The only practical way for Puerto Rico to decolonize, democratize, and safeguard its economic future and maintain its national identity is through national sovereignty. Trends are indicating that as support for statehood declines, support for national sovereignty grows. Republicans and Democrats must recognize and embrace this trend and finally decolonize and free Puerto Rico.
Javier A. Hernández is a Puerto Rican writer, linguist, small business owner, and pro-sovereignty activist and advisor. He is the author of PREXIT: Forging Puerto Rico’s Path to Sovereignty, Puerto Rico: The Economic Case for Sovereignty, and various other books and articles on Puerto Rico decolonization and sovereignty. He is also a collaborator of VAMOS, MAP, the Puerto Rican Alliance, and other pro-sovereignty organizations in Puerto Rico and the United States. Twitter: @PRexitBook
Bueno, empecemos, en cuanto a la anexión los datos están bastante correctos, lo que no dije se dice es que la anexión está proscrita en el derecho internacional para países invadidos y ocupados como es el caso de Puerto Rico.

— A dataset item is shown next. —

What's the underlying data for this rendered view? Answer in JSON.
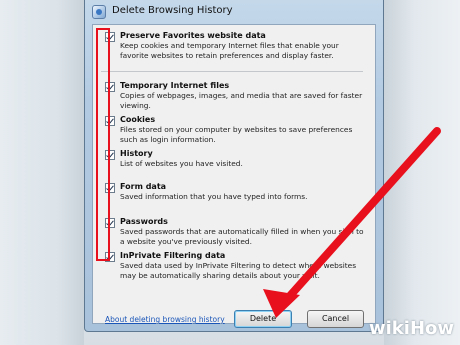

Y el caso de Puerto Rico es un caso de Derecho Internacional y violación de los Derechos Humanos de todo un pueblo. No es un asunto interno de Estados Unidos, como tampoco un asunto de derechos civiles. La solución siga siendo la Independencia, avalada esta por la Resolución 1514(XV) de las Naciones Unidos.
vamos a estar claros no hay una solución de dos soberanías, la soberanía solo es posible en la Independencia. Y me dirán y los tratados de “libre asociación en el Pacífico” y la contestación real es que ninguna de ellas tienen soberanía la misma reside en las antiguas metrópolis, ni las Marianas, de EEUU, ni las islas Niue de Nueva Zelandia tienen soberanía real. Entonces este cuento de dos soluciones de soberanía es puro cuento de un sector colonialista que quiere aparentar cambios pero es puro gatopardismo. La solución, la descolonización es Independencia, todo lo otros son cuentos de camino. Nota curiosa, los colonialistas libre asociacionista ni siquiera piden esa libre asociación con China, país en crecimiento, en proceso de convertirse en el hegemón mundial sino con EEUU, país en picada, neoliberal, imperialista y racista, interesante verdad… El colonialismo es cosa mala.
Este es un artículo de encargo al servio del colonialismo y de la narrativa imperial que solo busca perpetuar la colonia en nuestra nación invadida y ocupada. Hábilmente creada para tergiversar, confundir y crear el espejismo de ser una postura que pregona el fin del colonialismo en Puerto Rico, pero es la expresión clara de como los sectores más reformistas se han apropiado y tergiversan las narrativas de lucha radical-revolucionaria para neutralizar la misma.